Text only, exactly as given: reproduce the entries below without their pictures.

-------- Extracted information --------

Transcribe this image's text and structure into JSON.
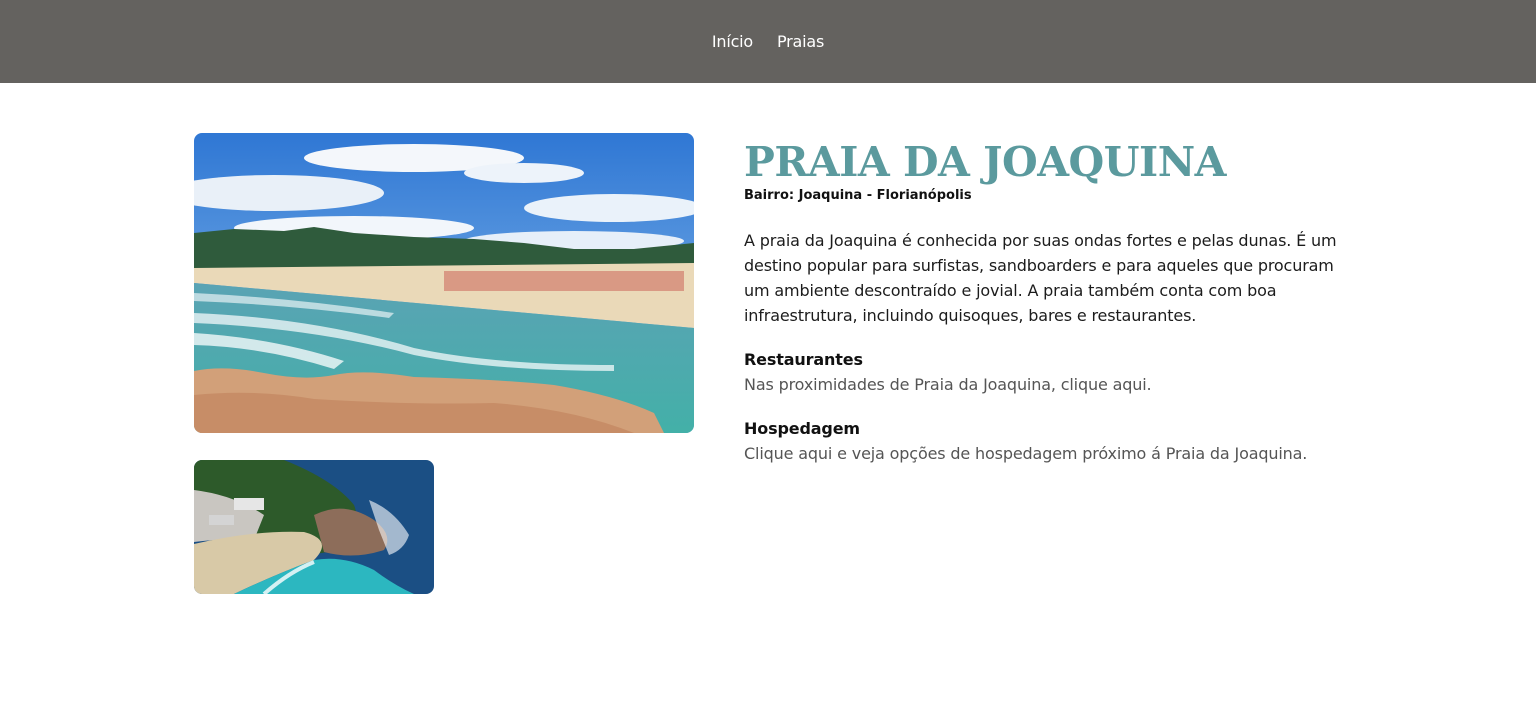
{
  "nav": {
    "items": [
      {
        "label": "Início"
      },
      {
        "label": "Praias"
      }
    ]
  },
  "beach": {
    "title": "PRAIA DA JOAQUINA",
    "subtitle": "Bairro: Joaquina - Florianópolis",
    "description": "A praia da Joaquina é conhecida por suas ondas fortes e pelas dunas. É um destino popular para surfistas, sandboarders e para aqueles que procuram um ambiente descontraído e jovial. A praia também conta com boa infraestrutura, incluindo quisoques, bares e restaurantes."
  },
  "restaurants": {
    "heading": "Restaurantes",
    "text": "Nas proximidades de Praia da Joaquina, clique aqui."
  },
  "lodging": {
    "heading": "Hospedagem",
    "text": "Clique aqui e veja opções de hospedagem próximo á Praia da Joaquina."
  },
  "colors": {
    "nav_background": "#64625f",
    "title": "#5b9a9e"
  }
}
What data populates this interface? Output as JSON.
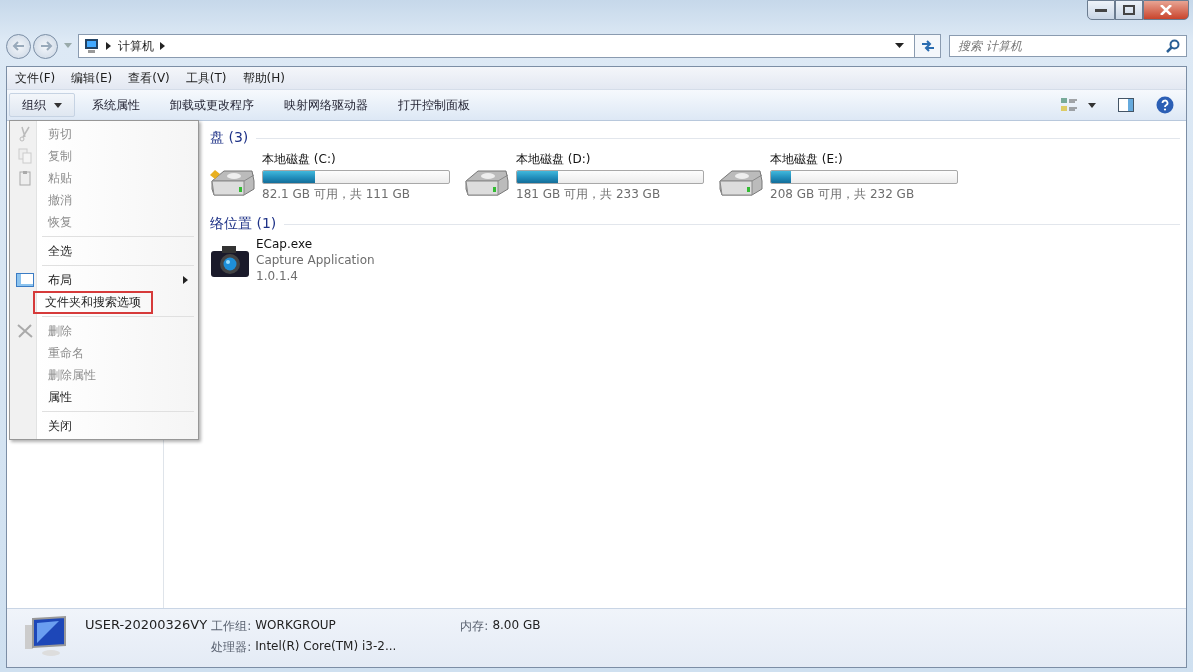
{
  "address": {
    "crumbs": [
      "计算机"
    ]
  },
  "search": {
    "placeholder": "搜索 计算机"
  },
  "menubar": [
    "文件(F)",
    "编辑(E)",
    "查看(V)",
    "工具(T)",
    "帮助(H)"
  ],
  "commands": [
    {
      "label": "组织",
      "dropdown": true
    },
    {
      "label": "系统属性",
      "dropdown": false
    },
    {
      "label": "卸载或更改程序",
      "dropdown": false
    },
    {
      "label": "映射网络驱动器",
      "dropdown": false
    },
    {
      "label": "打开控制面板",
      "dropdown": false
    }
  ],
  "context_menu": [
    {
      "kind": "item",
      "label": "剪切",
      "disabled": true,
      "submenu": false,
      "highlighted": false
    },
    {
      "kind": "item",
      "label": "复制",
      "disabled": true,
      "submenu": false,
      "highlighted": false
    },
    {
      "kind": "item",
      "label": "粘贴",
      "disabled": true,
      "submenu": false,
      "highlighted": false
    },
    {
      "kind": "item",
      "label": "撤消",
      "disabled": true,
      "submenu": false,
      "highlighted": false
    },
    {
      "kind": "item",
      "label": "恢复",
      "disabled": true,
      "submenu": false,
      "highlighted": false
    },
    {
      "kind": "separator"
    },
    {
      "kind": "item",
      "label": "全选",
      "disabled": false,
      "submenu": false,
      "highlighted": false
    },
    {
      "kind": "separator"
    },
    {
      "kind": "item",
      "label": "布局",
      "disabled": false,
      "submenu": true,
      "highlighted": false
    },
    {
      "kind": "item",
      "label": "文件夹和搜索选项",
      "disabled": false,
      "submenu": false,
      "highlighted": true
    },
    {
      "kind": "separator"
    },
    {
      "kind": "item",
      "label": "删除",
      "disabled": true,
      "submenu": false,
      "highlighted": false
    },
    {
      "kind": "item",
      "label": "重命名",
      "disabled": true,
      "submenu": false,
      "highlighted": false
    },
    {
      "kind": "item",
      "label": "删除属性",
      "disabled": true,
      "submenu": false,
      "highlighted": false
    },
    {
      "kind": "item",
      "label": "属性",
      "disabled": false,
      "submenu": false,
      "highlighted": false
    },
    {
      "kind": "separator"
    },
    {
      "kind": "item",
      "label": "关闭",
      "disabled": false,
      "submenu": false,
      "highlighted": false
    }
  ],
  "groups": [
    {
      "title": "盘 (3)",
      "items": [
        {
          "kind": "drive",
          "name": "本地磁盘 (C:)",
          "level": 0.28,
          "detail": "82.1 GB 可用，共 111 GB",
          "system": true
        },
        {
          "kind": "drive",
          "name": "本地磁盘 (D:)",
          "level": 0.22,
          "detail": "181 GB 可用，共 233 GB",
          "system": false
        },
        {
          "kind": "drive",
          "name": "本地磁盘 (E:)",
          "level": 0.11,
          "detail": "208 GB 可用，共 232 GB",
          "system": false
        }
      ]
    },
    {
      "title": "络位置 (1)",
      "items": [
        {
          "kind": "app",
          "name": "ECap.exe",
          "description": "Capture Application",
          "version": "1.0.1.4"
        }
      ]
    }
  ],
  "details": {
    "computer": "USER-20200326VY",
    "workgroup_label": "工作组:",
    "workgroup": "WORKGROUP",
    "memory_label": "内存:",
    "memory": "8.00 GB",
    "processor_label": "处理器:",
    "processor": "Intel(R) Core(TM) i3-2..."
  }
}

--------

→ **Result of this exercise**
Transcribe this image's text and structure into JSON.
{
  "nav": {
    "items": [
      {
        "label": "Início"
      },
      {
        "label": "Praias"
      }
    ]
  },
  "beach": {
    "title": "PRAIA DA JOAQUINA",
    "subtitle": "Bairro: Joaquina - Florianópolis",
    "description": "A praia da Joaquina é conhecida por suas ondas fortes e pelas dunas. É um destino popular para surfistas, sandboarders e para aqueles que procuram um ambiente descontraído e jovial. A praia também conta com boa infraestrutura, incluindo quisoques, bares e restaurantes."
  },
  "restaurants": {
    "heading": "Restaurantes",
    "text": "Nas proximidades de Praia da Joaquina, clique aqui."
  },
  "lodging": {
    "heading": "Hospedagem",
    "text": "Clique aqui e veja opções de hospedagem próximo á Praia da Joaquina."
  },
  "colors": {
    "nav_background": "#64625f",
    "title": "#5b9a9e"
  }
}
What data populates this interface? Output as JSON.
{
  "address": {
    "crumbs": [
      "计算机"
    ]
  },
  "search": {
    "placeholder": "搜索 计算机"
  },
  "menubar": [
    "文件(F)",
    "编辑(E)",
    "查看(V)",
    "工具(T)",
    "帮助(H)"
  ],
  "commands": [
    {
      "label": "组织",
      "dropdown": true
    },
    {
      "label": "系统属性",
      "dropdown": false
    },
    {
      "label": "卸载或更改程序",
      "dropdown": false
    },
    {
      "label": "映射网络驱动器",
      "dropdown": false
    },
    {
      "label": "打开控制面板",
      "dropdown": false
    }
  ],
  "context_menu": [
    {
      "kind": "item",
      "label": "剪切",
      "disabled": true,
      "submenu": false,
      "highlighted": false
    },
    {
      "kind": "item",
      "label": "复制",
      "disabled": true,
      "submenu": false,
      "highlighted": false
    },
    {
      "kind": "item",
      "label": "粘贴",
      "disabled": true,
      "submenu": false,
      "highlighted": false
    },
    {
      "kind": "item",
      "label": "撤消",
      "disabled": true,
      "submenu": false,
      "highlighted": false
    },
    {
      "kind": "item",
      "label": "恢复",
      "disabled": true,
      "submenu": false,
      "highlighted": false
    },
    {
      "kind": "separator"
    },
    {
      "kind": "item",
      "label": "全选",
      "disabled": false,
      "submenu": false,
      "highlighted": false
    },
    {
      "kind": "separator"
    },
    {
      "kind": "item",
      "label": "布局",
      "disabled": false,
      "submenu": true,
      "highlighted": false
    },
    {
      "kind": "item",
      "label": "文件夹和搜索选项",
      "disabled": false,
      "submenu": false,
      "highlighted": true
    },
    {
      "kind": "separator"
    },
    {
      "kind": "item",
      "label": "删除",
      "disabled": true,
      "submenu": false,
      "highlighted": false
    },
    {
      "kind": "item",
      "label": "重命名",
      "disabled": true,
      "submenu": false,
      "highlighted": false
    },
    {
      "kind": "item",
      "label": "删除属性",
      "disabled": true,
      "submenu": false,
      "highlighted": false
    },
    {
      "kind": "item",
      "label": "属性",
      "disabled": false,
      "submenu": false,
      "highlighted": false
    },
    {
      "kind": "separator"
    },
    {
      "kind": "item",
      "label": "关闭",
      "disabled": false,
      "submenu": false,
      "highlighted": false
    }
  ],
  "groups": [
    {
      "title": "盘 (3)",
      "items": [
        {
          "kind": "drive",
          "name": "本地磁盘 (C:)",
          "level": 0.28,
          "detail": "82.1 GB 可用，共 111 GB",
          "system": true
        },
        {
          "kind": "drive",
          "name": "本地磁盘 (D:)",
          "level": 0.22,
          "detail": "181 GB 可用，共 233 GB",
          "system": false
        },
        {
          "kind": "drive",
          "name": "本地磁盘 (E:)",
          "level": 0.11,
          "detail": "208 GB 可用，共 232 GB",
          "system": false
        }
      ]
    },
    {
      "title": "络位置 (1)",
      "items": [
        {
          "kind": "app",
          "name": "ECap.exe",
          "description": "Capture Application",
          "version": "1.0.1.4"
        }
      ]
    }
  ],
  "details": {
    "computer": "USER-20200326VY",
    "workgroup_label": "工作组:",
    "workgroup": "WORKGROUP",
    "memory_label": "内存:",
    "memory": "8.00 GB",
    "processor_label": "处理器:",
    "processor": "Intel(R) Core(TM) i3-2..."
  }
}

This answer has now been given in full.